CLICK HERE to try the amazing Talking Automatic Twister Spinner! (Now built-into the InfoWall software project, using text-to-speech.)
(Older version using voice recordings)

Twister is the excellent all ages game by Milton Bradley, known also for its slogan "The game that ties you up in knots". Twister is one of the top must-have core favorites in any family game collection. It is elegantly simple, uniquely physical, inexpensive, and one of the most recognizable entertainment artifacts in modern Western popular culture.

The Talking Automatic Twister Spinner web-page was created by Andrew Bedno. Though I have only played a few dozen times, Twister has strong appeal to me. As a reasonably fit person and enthusiastic inline skater, to me Twister is clearly more of a sport then a board game. As such it offers a quality of competitive and intimate opportunities on par with the likes of yoga or wrestling. I have therefore become interested in exploring the sport more, and soon realized that for two to play it would be ideal to have an automated spinner. For more than a decade I've thought about this, eventually developed a sound activated hardware design (box which spins and speaks move when yelled at), then a Windows program (VB with local waves), then a server-side PHP app, and finally a stand-alone Javascript version.

  • Take off shoes. Designate a referee/spinner
  • For a 2-player game: Players face each other from opposite ends of the mat, one foot on yellow the other foot on blue. Optional third player starts in center of red side facing in. For a 4-player game, form 2 teams of 2 players each. Teammates standing side by side, face opponents on opposite ends of the mat.
  • Referee spins the spinner then calls out the body part and the color that the arrow points to.
  • All players, at the same time, must then try to follow the referee's directions. Each player must try to place the called-out body part on a vacant circle of the called-out color.
  • If your called-out hand or foot is already on a circle of the called-out color, you must try to move it to another circle of the same color.
  • There can never be more than one hand or foot on any one circle. If two or more players reach for the same circle, the referee must decide which player got there first. The other player(s) must find another vacant circle of the same color.
  • Never remove your hand or foot from a circle unless you're directed to by the referee after a spin. Exception: You may lift a hand or foot to allow another hand or foot to pass by, as long as you announce it to the referee beforehand, and replace it on its circle immediately afterward.
  • If all 6 circles of a color are already covered, the referee must spin again until a different color can be called out.
  • Strategy: Try moving toward an opponent's portion of the mat, forcing the player to go over or under you to place a hand or foot!
  • Any player who falls, or touches the mat with an elbow or knee, is immediately out of the game. If you feel that a new position is impossible, or will cause you to fall, you may eliminate yourself.
  • In a 2-player game, the game ends and the remaining player wins. In a 3-player game, the remaining two players keep playing until one player is eliminated and the remaining player wins.
  • If there are only 2 players and no referee, you can play without using the spinner. One player calls out the body part; the other player calls out the circle color. Players alternate turns calling out the body part first.

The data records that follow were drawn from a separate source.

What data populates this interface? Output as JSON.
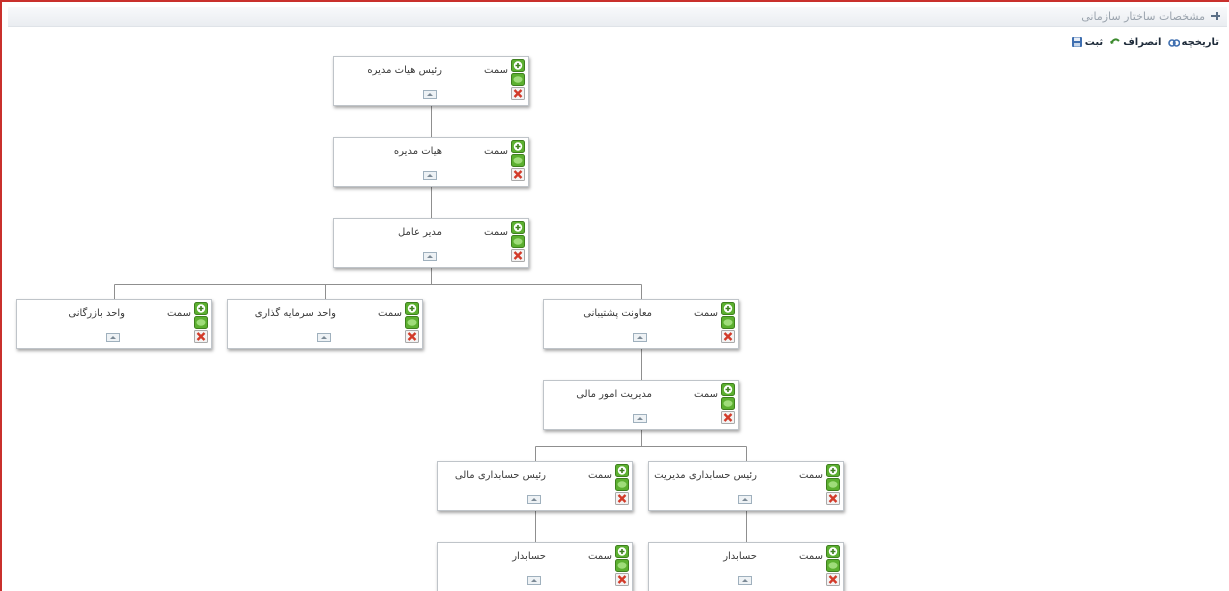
{
  "panel": {
    "title": "مشخصات ساختار سازمانی"
  },
  "toolbar": {
    "save_label": "ثبت",
    "cancel_label": "انصراف",
    "history_label": "تاریخچه"
  },
  "node_field_label": "سمت",
  "nodes": [
    {
      "id": "n1",
      "position": "رئیس هیات مدیره"
    },
    {
      "id": "n2",
      "position": "هیات مدیره"
    },
    {
      "id": "n3",
      "position": "مدیر عامل"
    },
    {
      "id": "n4",
      "position": "واحد بازرگانی"
    },
    {
      "id": "n5",
      "position": "واحد سرمایه گذاری"
    },
    {
      "id": "n6",
      "position": "معاونت پشتیبانی"
    },
    {
      "id": "n7",
      "position": "مدیریت امور مالی"
    },
    {
      "id": "n8",
      "position": "رئیس حسابداری مالی"
    },
    {
      "id": "n9",
      "position": "رئیس حسابداری مدیریت"
    },
    {
      "id": "n10",
      "position": "حسابدار"
    },
    {
      "id": "n11",
      "position": "حسابدار"
    }
  ],
  "edges": [
    [
      "n1",
      "n2"
    ],
    [
      "n2",
      "n3"
    ],
    [
      "n3",
      "n4"
    ],
    [
      "n3",
      "n5"
    ],
    [
      "n3",
      "n6"
    ],
    [
      "n6",
      "n7"
    ],
    [
      "n7",
      "n8"
    ],
    [
      "n7",
      "n9"
    ],
    [
      "n8",
      "n10"
    ],
    [
      "n9",
      "n11"
    ]
  ],
  "icons": {
    "add": "add-icon",
    "edit": "edit-icon",
    "delete": "delete-icon",
    "collapse": "collapse-icon",
    "save": "save-icon",
    "cancel": "cancel-icon",
    "history": "history-icon",
    "pin": "pin-icon"
  },
  "colors": {
    "frame_border": "#c9302c",
    "add_green": "#5cb030",
    "delete_red": "#d23b2a",
    "connector": "#8f8f8f"
  }
}
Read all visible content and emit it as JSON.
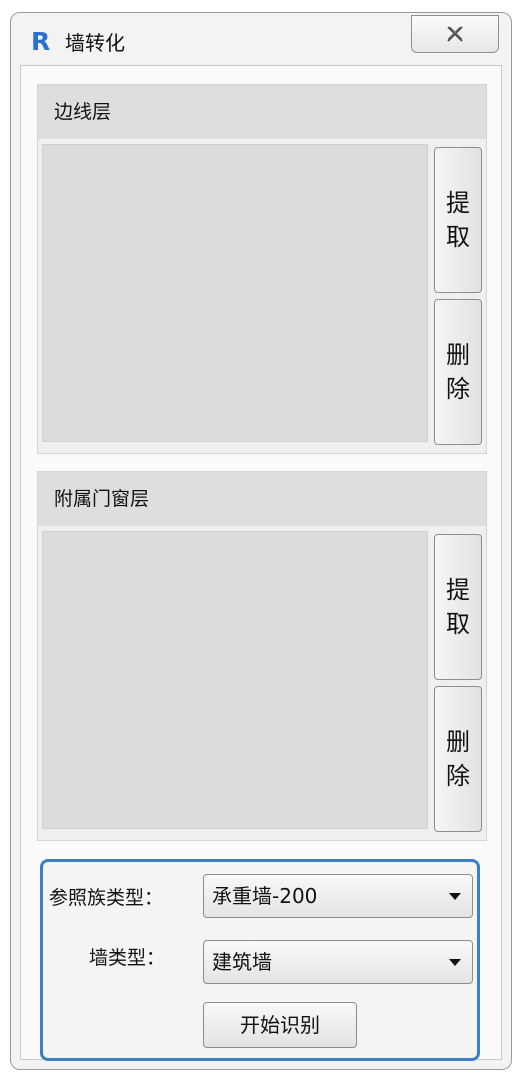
{
  "window": {
    "title": "墙转化",
    "app_icon_letter": "R",
    "close_icon": "close-icon"
  },
  "groups": [
    {
      "header": "边线层",
      "pick_button": [
        "提",
        "取"
      ],
      "delete_button": [
        "删",
        "除"
      ]
    },
    {
      "header": "附属门窗层",
      "pick_button": [
        "提",
        "取"
      ],
      "delete_button": [
        "删",
        "除"
      ]
    }
  ],
  "settings": {
    "ref_family_label": "参照族类型：",
    "ref_family_value": "承重墙-200",
    "wall_type_label": "墙类型：",
    "wall_type_value": "建筑墙",
    "start_button": "开始识别"
  },
  "colors": {
    "accent": "#3d7fc6",
    "app_icon": "#2b6fd0"
  }
}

This is for reference only, don't make one yourself. If you don't already own Twister go buy one now. It's surprisingly cheap!

Twister (c)1986 by Milton Bradley Co. under Berne & Universal Copyright Conventions.

United States Patent #3,454,279 was originally issue for the game Twister on 1966-04-14, listing the inventors as Charles F. (Chuck) Foley and Neil Rabens.